Although most crime has remained relatively flat at the University with one rape and 28 assaults reported, an increase of drugs and narcotic violations was also reported, according to the Tennessee Bureau of Investigation’s annual report.
Chuck Cantrell, associate vice chancellor, said that these types of crimes are rising all over the place for two reasons: population increase and an environment where students feel more comfortable reporting crime.
The population of UTC has grown from 8,000 to 11,000 since 2001, according to the TBI.
Cantrell said for drug-related cases, a higher student population would have more students that are going to be willing to take those kind of risks and opportunities.
Cantrell wants students to understand how serious it is if they choose to do drugs. Not only do students put themselves at risk for legal and judicial problem, but they also face student conduct issues on campus. The processes are parallel, he said.
Students will face a list of other issues, such as health and addiction issues, Cantrell said.
“You can’t guarantee someone that you are buying the drugs from hasn’t done something to them,” he said.
Cantrell wants students to know when they report crimes, their reports will be taken seriously, investigated, and charges will be pressed when appropriate.
“A college campus that says it has no crime is a college campus that is not reporting its crime accurately,” he said. “College campuses are like little cities, and we have all the same problems a little city would have. Unfortunately that does include crime sometimes.”
Chattanooga senior Emily Peigen said the campus police is very helpful, but only when they are reachable.
There have been times when Peigen has called the campus police, although the situations were not emergencies, but has had to wait a long time for them to show up.
“You have their number to get in touch with them and sometimes it goes to voice mail and you have to wait 40 minutes for them to call you back,” Peigen said.
One of the calls Peigen said she made to University police was for car problems. The other was for a class she had to have availability to, but the campus police didn’t come around to unlock it.
University Police Chief Robert Ratchford said that although the campus police handles every call as an emergency, the calls are prioritized based on the severity of the situation.

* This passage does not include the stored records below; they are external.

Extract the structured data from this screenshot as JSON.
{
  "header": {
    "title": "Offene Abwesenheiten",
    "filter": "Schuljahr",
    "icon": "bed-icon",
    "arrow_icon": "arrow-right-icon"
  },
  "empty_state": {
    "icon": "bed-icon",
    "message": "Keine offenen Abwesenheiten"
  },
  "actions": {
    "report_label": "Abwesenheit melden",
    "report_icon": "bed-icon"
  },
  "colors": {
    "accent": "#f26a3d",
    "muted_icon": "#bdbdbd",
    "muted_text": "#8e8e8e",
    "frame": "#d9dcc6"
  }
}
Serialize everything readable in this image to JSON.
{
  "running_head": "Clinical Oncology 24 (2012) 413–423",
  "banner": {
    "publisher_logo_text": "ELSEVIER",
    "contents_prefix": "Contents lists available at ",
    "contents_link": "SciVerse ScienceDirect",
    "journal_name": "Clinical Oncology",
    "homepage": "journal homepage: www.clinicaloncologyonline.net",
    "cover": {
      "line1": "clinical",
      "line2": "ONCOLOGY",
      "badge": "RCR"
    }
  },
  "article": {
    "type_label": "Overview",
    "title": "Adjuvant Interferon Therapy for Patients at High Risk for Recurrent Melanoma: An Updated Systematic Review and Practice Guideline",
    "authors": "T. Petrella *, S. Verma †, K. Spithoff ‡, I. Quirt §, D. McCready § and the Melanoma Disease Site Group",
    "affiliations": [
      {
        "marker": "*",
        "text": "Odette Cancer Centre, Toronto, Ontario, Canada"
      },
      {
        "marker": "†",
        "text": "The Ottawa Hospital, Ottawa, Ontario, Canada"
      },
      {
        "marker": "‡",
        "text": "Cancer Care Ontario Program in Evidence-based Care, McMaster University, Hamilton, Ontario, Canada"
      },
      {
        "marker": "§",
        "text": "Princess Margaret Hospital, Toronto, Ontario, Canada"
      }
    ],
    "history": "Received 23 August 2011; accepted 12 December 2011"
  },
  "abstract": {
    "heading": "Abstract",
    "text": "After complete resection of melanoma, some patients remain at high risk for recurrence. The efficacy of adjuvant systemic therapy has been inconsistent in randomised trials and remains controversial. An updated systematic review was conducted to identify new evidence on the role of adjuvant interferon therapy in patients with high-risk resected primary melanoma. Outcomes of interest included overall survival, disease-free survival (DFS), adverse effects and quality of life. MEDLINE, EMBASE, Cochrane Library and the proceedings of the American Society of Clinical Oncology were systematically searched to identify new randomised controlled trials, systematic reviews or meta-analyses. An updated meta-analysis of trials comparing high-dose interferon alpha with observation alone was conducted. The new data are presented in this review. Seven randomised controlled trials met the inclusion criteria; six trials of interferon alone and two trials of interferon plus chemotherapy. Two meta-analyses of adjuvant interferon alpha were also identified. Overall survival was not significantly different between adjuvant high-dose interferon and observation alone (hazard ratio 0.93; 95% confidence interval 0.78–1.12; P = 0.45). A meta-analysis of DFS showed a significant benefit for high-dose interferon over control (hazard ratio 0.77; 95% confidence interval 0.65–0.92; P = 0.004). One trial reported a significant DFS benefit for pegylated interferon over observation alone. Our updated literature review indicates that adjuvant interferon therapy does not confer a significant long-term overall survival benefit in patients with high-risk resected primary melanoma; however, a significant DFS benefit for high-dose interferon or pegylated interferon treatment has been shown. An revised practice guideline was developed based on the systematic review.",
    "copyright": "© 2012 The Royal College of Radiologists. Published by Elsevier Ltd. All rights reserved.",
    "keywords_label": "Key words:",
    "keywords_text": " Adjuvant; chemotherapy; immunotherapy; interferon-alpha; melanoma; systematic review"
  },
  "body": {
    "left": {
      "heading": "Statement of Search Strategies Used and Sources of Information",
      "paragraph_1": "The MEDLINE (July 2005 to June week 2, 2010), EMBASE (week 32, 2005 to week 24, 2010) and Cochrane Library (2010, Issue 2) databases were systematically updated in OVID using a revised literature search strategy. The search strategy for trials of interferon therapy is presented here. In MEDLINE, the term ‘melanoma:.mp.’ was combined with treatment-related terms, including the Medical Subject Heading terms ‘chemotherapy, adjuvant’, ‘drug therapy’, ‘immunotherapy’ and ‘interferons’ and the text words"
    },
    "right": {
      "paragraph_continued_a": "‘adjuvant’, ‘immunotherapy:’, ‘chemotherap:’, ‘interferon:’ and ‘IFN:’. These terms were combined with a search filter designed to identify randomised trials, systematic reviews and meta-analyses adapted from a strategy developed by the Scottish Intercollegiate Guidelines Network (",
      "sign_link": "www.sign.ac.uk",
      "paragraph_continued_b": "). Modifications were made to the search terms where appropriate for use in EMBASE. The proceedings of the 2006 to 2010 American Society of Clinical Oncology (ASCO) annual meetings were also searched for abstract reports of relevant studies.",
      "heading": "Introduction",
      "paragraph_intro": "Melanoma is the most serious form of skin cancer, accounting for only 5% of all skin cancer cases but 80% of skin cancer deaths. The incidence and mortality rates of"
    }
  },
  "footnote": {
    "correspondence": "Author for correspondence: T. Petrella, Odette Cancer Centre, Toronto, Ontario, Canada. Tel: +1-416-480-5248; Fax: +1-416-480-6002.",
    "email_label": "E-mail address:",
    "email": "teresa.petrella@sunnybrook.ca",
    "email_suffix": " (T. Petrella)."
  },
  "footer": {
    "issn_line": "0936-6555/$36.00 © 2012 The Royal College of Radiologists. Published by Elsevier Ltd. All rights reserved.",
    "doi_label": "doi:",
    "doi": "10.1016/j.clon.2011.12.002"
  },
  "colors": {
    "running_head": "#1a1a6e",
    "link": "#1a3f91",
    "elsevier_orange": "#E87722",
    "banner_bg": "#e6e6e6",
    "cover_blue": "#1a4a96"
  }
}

The campus police have a certain number of officers on duty, and if calls are piling up, the most serious of emergencies will be put first, he said.
Ratchford is by no means saying that Peigen’s calls were not emergencies. However, if an officer is taking a report from a student that was just victimized, priority lies with that student.
“That [Peigen’s calls] was an emergency, we understand that, but we won’t put a lesser emergency first,” Ratchford said.
He echoed Cantrell in saying he wants students to become involved if they see suspicious activity or a crime in progress.